“Hope is definitely not the same thing as optimism. It is not the conviction that something will turn out well, but the certainty that something makes sense regardless of how it turns out” – Vaclav Havel
ASIDE FROM the political and societal fallout of the recession, the ongoing crisis has taken its toll on the mental health of the nation.
Over the past two years and particularly in the past two weeks, we have experienced a great trauma to our collective psyche. In a way that has not happened in generations, Irish citizens have been taken through a bewildering set of emotions from rage to despair and now are genuinely frightened by the future and what will happen next.
This ongoing trauma has challenged our nation’s self-esteem and self-worth. In two short years, we have moved from the hubris of the Celtic Tiger and seeing ourselves as an economic miracle within Europe to the ignominy of having financial control removed from us, and now being held internationally as an example of excess and poor self-management.
The situation has been made much worse by the reactions of our political and economic leaders, who have pursued a course of denial about the reality of the crisis. So often they have tried to “talk up” the economy to persuade us (and perhaps the markets) that we have turned a corner, only for the news to be worse the next week.
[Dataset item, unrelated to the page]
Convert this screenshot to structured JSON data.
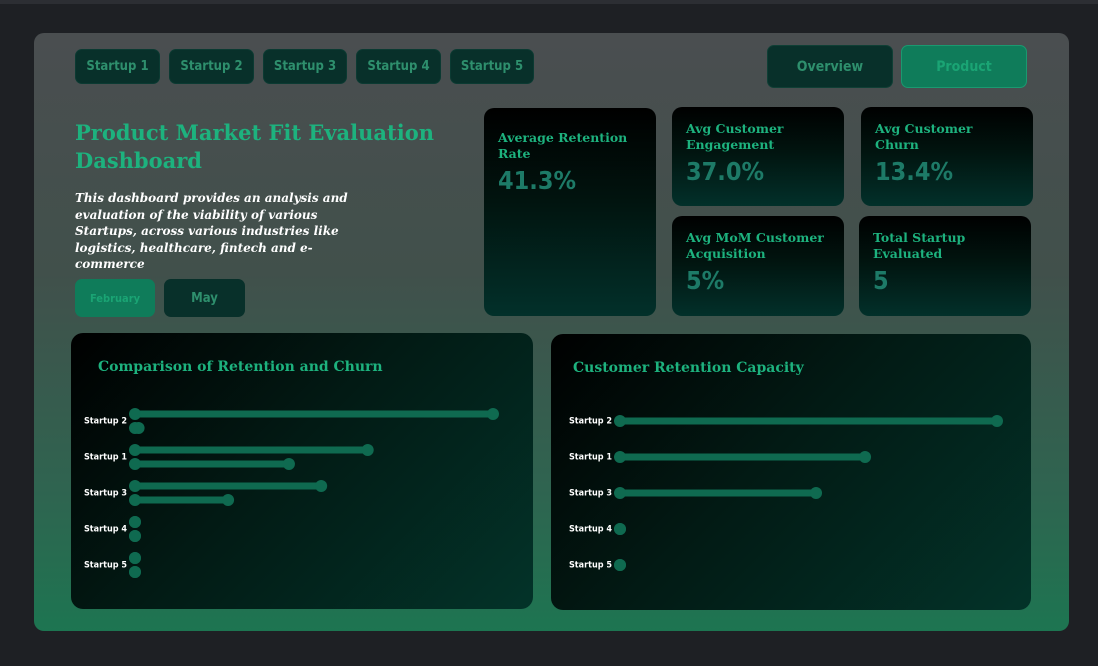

At best, their actions could be interpreted as a display of naive optimism, or, more cynically, they could have been motivated by a desire to cling onto power at all costs, indicating the failings of our political system in which we are all complicit – if our leaders tell us the hard truths then we will not re-elect them. Either way, such denial displays a lack of empathy for the nation’s mood and a lack of skill in how to lead and inspire people in a crisis.
Gaining perspective and an understanding of where we are at is crucial to moving forward. Each person needs to take responsibility to educate themselves about the situation we are in rather than just trusting the leaders who let us down. We are now facing into a very uncertain and difficult future, which will include economic hardship. While our nation’s problems have been created by the uncontrolled spending of the Celtic Tiger years, we must also understand the worldwide dimension.
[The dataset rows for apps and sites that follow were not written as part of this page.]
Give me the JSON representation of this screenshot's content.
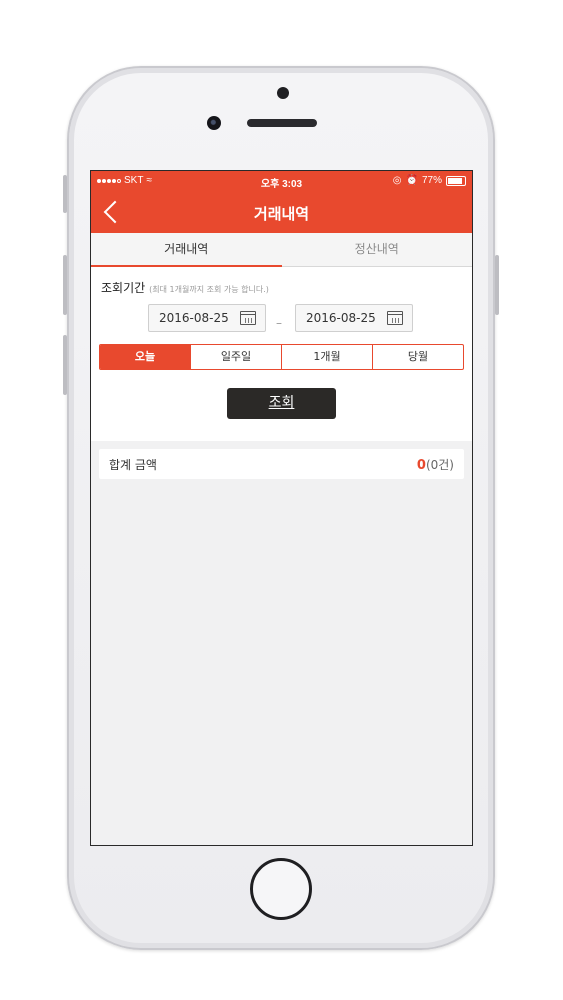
{
  "status_bar": {
    "carrier": "SKT",
    "time": "오후 3:03",
    "battery": "77%",
    "battery_fraction": 0.77
  },
  "nav": {
    "title": "거래내역",
    "back_icon": "chevron-left-icon"
  },
  "tabs": [
    {
      "label": "거래내역",
      "active": true
    },
    {
      "label": "정산내역",
      "active": false
    }
  ],
  "period": {
    "label": "조회기간",
    "note": "(최대 1개월까지 조회 가능 합니다.)",
    "start_date": "2016-08-25",
    "end_date": "2016-08-25",
    "separator": "–",
    "calendar_icon": "calendar-icon"
  },
  "quick_ranges": [
    {
      "label": "오늘",
      "active": true
    },
    {
      "label": "일주일",
      "active": false
    },
    {
      "label": "1개월",
      "active": false
    },
    {
      "label": "당월",
      "active": false
    }
  ],
  "search_button": "조회",
  "summary": {
    "label": "합계 금액",
    "amount": "0",
    "count": "(0건)"
  },
  "colors": {
    "accent": "#e8492e",
    "button_dark": "#2b2927"
  }
}
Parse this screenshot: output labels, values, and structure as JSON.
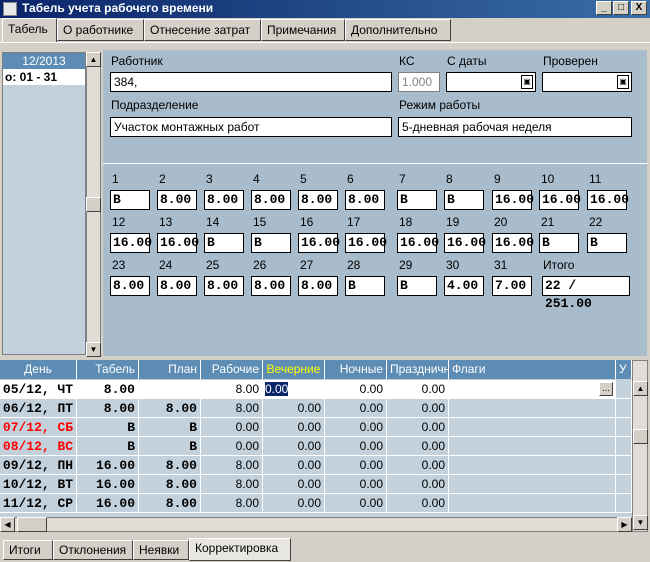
{
  "window": {
    "title": "Табель учета рабочего времени",
    "min": "_",
    "max": "□",
    "close": "X"
  },
  "tabs": [
    "Табель",
    "О работнике",
    "Отнесение затрат",
    "Примечания",
    "Дополнительно"
  ],
  "left": {
    "month": "12/2013",
    "period": "о: 01 - 31"
  },
  "form": {
    "worker_label": "Работник",
    "worker_value": "384,",
    "ks_label": "КС",
    "ks_value": "1.000",
    "from_label": "С даты",
    "checked_label": "Проверен",
    "dept_label": "Подразделение",
    "dept_value": "Участок монтажных работ",
    "mode_label": "Режим работы",
    "mode_value": "5-дневная рабочая неделя"
  },
  "days": [
    {
      "n": "1",
      "v": "В"
    },
    {
      "n": "2",
      "v": "8.00"
    },
    {
      "n": "3",
      "v": "8.00"
    },
    {
      "n": "4",
      "v": "8.00"
    },
    {
      "n": "5",
      "v": "8.00"
    },
    {
      "n": "6",
      "v": "8.00"
    },
    {
      "n": "7",
      "v": "В"
    },
    {
      "n": "8",
      "v": "В"
    },
    {
      "n": "9",
      "v": "16.00"
    },
    {
      "n": "10",
      "v": "16.00"
    },
    {
      "n": "11",
      "v": "16.00"
    },
    {
      "n": "12",
      "v": "16.00"
    },
    {
      "n": "13",
      "v": "16.00"
    },
    {
      "n": "14",
      "v": "В"
    },
    {
      "n": "15",
      "v": "В"
    },
    {
      "n": "16",
      "v": "16.00"
    },
    {
      "n": "17",
      "v": "16.00"
    },
    {
      "n": "18",
      "v": "16.00"
    },
    {
      "n": "19",
      "v": "16.00"
    },
    {
      "n": "20",
      "v": "16.00"
    },
    {
      "n": "21",
      "v": "В"
    },
    {
      "n": "22",
      "v": "В"
    },
    {
      "n": "23",
      "v": "8.00"
    },
    {
      "n": "24",
      "v": "8.00"
    },
    {
      "n": "25",
      "v": "8.00"
    },
    {
      "n": "26",
      "v": "8.00"
    },
    {
      "n": "27",
      "v": "8.00"
    },
    {
      "n": "28",
      "v": "В"
    },
    {
      "n": "29",
      "v": "В"
    },
    {
      "n": "30",
      "v": "4.00"
    },
    {
      "n": "31",
      "v": "7.00"
    }
  ],
  "total": {
    "label": "Итого",
    "value": "22 / 251.00"
  },
  "grid": {
    "headers": [
      "День",
      "Табель",
      "План",
      "Рабочие",
      "Вечерние",
      "Ночные",
      "Праздничные",
      "Флаги",
      "У"
    ],
    "highlight_color": "#ffff00",
    "weekend_color": "#ff0000",
    "rows": [
      [
        "05/12, ЧТ",
        "8.00",
        "",
        "8.00",
        "0.00",
        "0.00",
        "0.00"
      ],
      [
        "06/12, ПТ",
        "8.00",
        "8.00",
        "8.00",
        "0.00",
        "0.00",
        "0.00"
      ],
      [
        "07/12, СБ",
        "В",
        "В",
        "0.00",
        "0.00",
        "0.00",
        "0.00"
      ],
      [
        "08/12, ВС",
        "В",
        "В",
        "0.00",
        "0.00",
        "0.00",
        "0.00"
      ],
      [
        "09/12, ПН",
        "16.00",
        "8.00",
        "8.00",
        "0.00",
        "0.00",
        "0.00"
      ],
      [
        "10/12, ВТ",
        "16.00",
        "8.00",
        "8.00",
        "0.00",
        "0.00",
        "0.00"
      ],
      [
        "11/12, СР",
        "16.00",
        "8.00",
        "8.00",
        "0.00",
        "0.00",
        "0.00"
      ]
    ]
  },
  "bottom_tabs": [
    "Итоги",
    "Отклонения",
    "Неявки",
    "Корректировка"
  ]
}
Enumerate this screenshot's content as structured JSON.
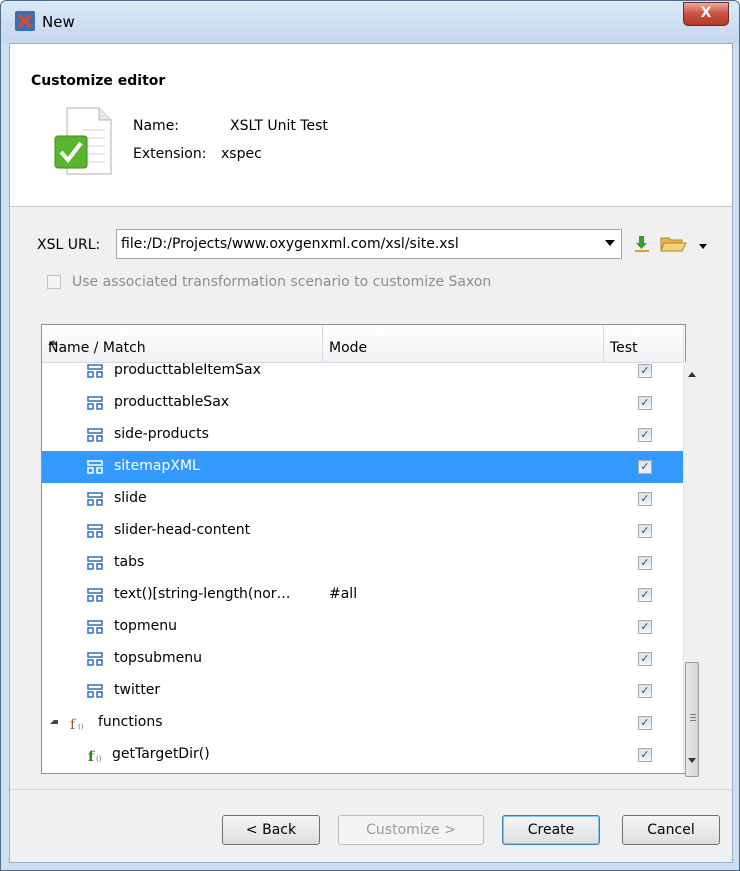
{
  "window": {
    "title": "New",
    "close_label": "X"
  },
  "header": {
    "title": "Customize editor",
    "name_label": "Name:",
    "name_value": "XSLT Unit Test",
    "extension_label": "Extension:",
    "extension_value": "xspec"
  },
  "xsl": {
    "label": "XSL URL:",
    "url": "file:/D:/Projects/www.oxygenxml.com/xsl/site.xsl"
  },
  "scenario_checkbox": {
    "label": "Use associated transformation scenario to customize Saxon",
    "checked": false,
    "enabled": false
  },
  "tree": {
    "columns": [
      "Name / Match",
      "Mode",
      "Test"
    ],
    "rows": [
      {
        "label": "producttableItemSax",
        "mode": "",
        "icon": "template-icon",
        "test": true,
        "selected": false
      },
      {
        "label": "producttableSax",
        "mode": "",
        "icon": "template-icon",
        "test": true,
        "selected": false
      },
      {
        "label": "side-products",
        "mode": "",
        "icon": "template-icon",
        "test": true,
        "selected": false
      },
      {
        "label": "sitemapXML",
        "mode": "",
        "icon": "template-icon",
        "test": true,
        "selected": true
      },
      {
        "label": "slide",
        "mode": "",
        "icon": "template-icon",
        "test": true,
        "selected": false
      },
      {
        "label": "slider-head-content",
        "mode": "",
        "icon": "template-icon",
        "test": true,
        "selected": false
      },
      {
        "label": "tabs",
        "mode": "",
        "icon": "template-icon",
        "test": true,
        "selected": false
      },
      {
        "label": "text()[string-length(nor…",
        "mode": "#all",
        "icon": "template-icon",
        "test": true,
        "selected": false
      },
      {
        "label": "topmenu",
        "mode": "",
        "icon": "template-icon",
        "test": true,
        "selected": false
      },
      {
        "label": "topsubmenu",
        "mode": "",
        "icon": "template-icon",
        "test": true,
        "selected": false
      },
      {
        "label": "twitter",
        "mode": "",
        "icon": "template-icon",
        "test": true,
        "selected": false
      },
      {
        "label": "functions",
        "mode": "",
        "icon": "functions-group-icon",
        "test": true,
        "selected": false
      },
      {
        "label": "getTargetDir()",
        "mode": "",
        "icon": "function-icon",
        "test": true,
        "selected": false
      }
    ]
  },
  "buttons": {
    "back": "< Back",
    "customize": "Customize >",
    "create": "Create",
    "cancel": "Cancel"
  },
  "colors": {
    "selection": "#3399ff",
    "template_icon": "#2f6fbf",
    "function_icon": "#2d7d1c"
  }
}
Some groups like Feasta, the Foundation for Economics of Sustainability, understand the root of the crisis as a worldwide system failure in our politico-economic model of the world. The whole world has been pursuing an unsustainable path of economic growth and consumption which has led to overwhelming debt, resource depletion and environmental degradation, not to mention future dangerous climate change as well as social inequality.
Though we have been warned for decades, we are now reaching the limits of this expansion and a resultant worldwide bubble is at the point of collapsing. Though not widely reported, the current international financial crisis coincided with a peaking of oil production, meaning that worldwide future economic growth will be limited by dwindling oil supplies, which could result in economic contraction in the long term. This has huge implications for civilisation and our way of life.
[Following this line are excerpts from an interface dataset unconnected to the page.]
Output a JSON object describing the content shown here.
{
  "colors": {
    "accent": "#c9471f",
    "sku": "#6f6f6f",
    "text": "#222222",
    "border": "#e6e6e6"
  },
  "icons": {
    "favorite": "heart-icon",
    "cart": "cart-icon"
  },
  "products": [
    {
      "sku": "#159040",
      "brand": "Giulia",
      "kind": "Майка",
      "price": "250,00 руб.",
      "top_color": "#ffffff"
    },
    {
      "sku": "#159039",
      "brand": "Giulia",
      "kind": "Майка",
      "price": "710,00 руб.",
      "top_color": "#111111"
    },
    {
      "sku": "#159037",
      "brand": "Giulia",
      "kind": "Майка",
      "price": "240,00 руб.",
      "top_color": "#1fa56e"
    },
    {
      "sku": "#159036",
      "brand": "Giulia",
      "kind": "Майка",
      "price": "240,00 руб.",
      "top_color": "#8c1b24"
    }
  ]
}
Though the situation is grim, it is not hopeless. Just as the pivotal point of psychological change is a moving from denial to an acceptance of reality, so we are at point where we can collectively make a choice to face what is ahead so we can take hopeful and courageous action.
While we do not have much choice about economic cutbacks and sacrifice, we can choose to do it in a way that is fair, and that allows us to support the vulnerable. While we may all have to get used to doing with less, we can use this as an opportunity to learn about what matters and about the important things in life. While the future may be uncertain and at times fearful, we can commit to courageous action and make certain our support and care of one another.
We now need a leadership that is prepared to bravely tackle the problems we face, while also being able to inspire hope and constructive action. How we collectively cope will depend largely on whether we can build communities that nurture hope rather than despair and keep people together rather than apart.
John Sharry, Irish Times, November 2010. Read Part 2. Read Part 3 of this series.
John Sharry has contributed a chapter to the book Fleeing Vesuvius: Overcoming Economic and Environmental Collapse, edited by Richard Douthwaite and Gillian Fallon. See www.feasta.org